Whilst Ayushman Bharat has been heralded as a boon for patients below the poverty line who struggle to access healthcare, corruption continues to dog the scheme. To counteract Ayushman Bharat corruption, stringent action will be taken against those found to engage in corrupt practices during their administration of the initiative.
Fraud by hospitals has been a significant issue ever since the scheme rolled out in September last year. 18,694 hospitals are empanelled under the scheme, the majority of which belong to the private sector. However, even as their participation has enabled patients to make savings of crores of rupees in medical expenses, it also led to crores of rupees secreting from the scheme into the palms of fraudulent facilities and medicos.
Almost 3,000 suspicious cases have been identified, according to a recent report in MoneyControl. Rs 2.29 crore has been recouped by the National Health Authority (NHA), the senior body responsible for implementing the programme. All told, the suspicious cases run up a cost of Rs 4.5 crore.
As previously reported by Health Issues India, one response tabled by authorities to Ayushman Bharat corruption has been to name and shame hospitals implicated. “As part of the government’s zero-tolerance towards corruption,” Union Health Minister Dr Harsh Vardhan said earlier this year, “names of 111 hospitals, which have been de-empanelled…have been put up on the official website of the AB-PMJAY [Ayushman Bharat-Pradhan Mantri Jan Arogya Yojana] as a part of our ‘name and shame’ policy.”

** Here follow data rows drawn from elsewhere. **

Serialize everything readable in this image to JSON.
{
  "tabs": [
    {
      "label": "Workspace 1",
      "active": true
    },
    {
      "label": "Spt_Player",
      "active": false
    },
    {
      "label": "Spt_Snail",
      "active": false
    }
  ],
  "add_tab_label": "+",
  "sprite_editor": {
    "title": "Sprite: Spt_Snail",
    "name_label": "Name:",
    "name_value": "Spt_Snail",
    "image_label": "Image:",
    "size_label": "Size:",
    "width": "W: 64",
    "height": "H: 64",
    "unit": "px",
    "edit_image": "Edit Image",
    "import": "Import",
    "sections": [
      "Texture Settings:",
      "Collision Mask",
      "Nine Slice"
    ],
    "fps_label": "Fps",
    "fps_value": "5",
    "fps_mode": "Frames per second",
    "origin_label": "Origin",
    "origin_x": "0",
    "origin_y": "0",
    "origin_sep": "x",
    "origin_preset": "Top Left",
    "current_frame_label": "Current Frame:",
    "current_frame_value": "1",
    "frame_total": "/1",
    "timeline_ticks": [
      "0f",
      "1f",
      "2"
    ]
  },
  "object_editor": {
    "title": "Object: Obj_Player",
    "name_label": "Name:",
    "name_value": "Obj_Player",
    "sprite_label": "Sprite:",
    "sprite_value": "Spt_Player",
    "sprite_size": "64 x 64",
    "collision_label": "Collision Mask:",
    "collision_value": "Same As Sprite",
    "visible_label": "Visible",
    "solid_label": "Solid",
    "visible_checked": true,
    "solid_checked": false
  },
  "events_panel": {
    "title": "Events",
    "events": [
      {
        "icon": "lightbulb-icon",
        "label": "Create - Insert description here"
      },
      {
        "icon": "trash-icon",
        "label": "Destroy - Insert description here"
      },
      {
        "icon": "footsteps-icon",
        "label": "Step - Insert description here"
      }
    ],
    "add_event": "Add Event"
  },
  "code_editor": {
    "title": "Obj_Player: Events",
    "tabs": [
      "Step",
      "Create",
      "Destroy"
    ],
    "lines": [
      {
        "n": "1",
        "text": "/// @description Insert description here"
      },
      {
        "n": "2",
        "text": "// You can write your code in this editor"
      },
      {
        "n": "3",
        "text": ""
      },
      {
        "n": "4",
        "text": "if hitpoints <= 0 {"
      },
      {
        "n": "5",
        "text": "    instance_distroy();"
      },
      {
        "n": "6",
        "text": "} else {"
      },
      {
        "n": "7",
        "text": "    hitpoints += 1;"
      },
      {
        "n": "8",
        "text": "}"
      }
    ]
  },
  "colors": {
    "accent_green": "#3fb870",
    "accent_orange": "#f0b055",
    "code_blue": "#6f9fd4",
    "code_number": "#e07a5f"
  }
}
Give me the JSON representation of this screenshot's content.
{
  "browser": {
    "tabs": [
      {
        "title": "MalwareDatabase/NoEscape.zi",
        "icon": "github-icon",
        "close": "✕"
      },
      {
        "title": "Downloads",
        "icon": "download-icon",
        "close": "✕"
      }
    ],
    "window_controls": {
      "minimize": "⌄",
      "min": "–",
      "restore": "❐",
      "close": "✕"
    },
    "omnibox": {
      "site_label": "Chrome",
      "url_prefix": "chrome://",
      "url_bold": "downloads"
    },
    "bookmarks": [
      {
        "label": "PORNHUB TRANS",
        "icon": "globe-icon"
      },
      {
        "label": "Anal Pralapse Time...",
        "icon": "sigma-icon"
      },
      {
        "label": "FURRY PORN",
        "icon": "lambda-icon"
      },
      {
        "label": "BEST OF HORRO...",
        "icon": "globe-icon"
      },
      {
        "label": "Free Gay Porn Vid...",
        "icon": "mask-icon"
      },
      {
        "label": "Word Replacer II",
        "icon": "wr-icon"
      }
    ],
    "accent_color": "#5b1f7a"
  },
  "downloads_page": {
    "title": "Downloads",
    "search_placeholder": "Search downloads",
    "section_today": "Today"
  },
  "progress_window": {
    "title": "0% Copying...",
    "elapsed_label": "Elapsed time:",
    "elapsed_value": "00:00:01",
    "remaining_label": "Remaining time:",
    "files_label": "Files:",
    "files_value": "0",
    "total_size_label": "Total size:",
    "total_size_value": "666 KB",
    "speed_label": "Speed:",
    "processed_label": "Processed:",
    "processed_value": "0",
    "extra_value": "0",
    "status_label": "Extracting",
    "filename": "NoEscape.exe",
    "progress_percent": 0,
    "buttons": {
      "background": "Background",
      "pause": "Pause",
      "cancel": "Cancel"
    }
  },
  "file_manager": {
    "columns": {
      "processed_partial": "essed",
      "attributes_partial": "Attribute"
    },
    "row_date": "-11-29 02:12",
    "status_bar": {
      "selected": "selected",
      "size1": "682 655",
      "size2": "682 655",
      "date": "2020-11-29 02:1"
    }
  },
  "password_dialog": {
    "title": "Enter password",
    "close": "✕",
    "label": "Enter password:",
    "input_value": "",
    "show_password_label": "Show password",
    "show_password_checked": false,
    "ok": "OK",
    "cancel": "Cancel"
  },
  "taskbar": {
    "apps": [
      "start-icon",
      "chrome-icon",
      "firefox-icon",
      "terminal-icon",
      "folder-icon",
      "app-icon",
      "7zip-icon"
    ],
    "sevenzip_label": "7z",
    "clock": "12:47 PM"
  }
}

As of August, 338 hospitals were served with show-cause notices or de-empanelled from providing services under Ayushman Bharat according to the MoneyControl report. Hospitals caught engaging in corrupt practice in the course of implementing Ayushman Bharat will also be prohibited from participation in any government-run scheme going forward.
To address Ayushman Bharat corruption, a National Anti-Fraud Unit (NAFU) and State Anti-Fraud Units (SAFU) will be established by the NHA and provisions will be made in regulations to allow members of the public to blow the whistle on instances of corruption.
“We are taking stern action against such fraudsters and have filed criminal cases and FIRs [first incident reports] in some cases,” said NHA chief executive officer Dr Indu Bhushan earlier this year.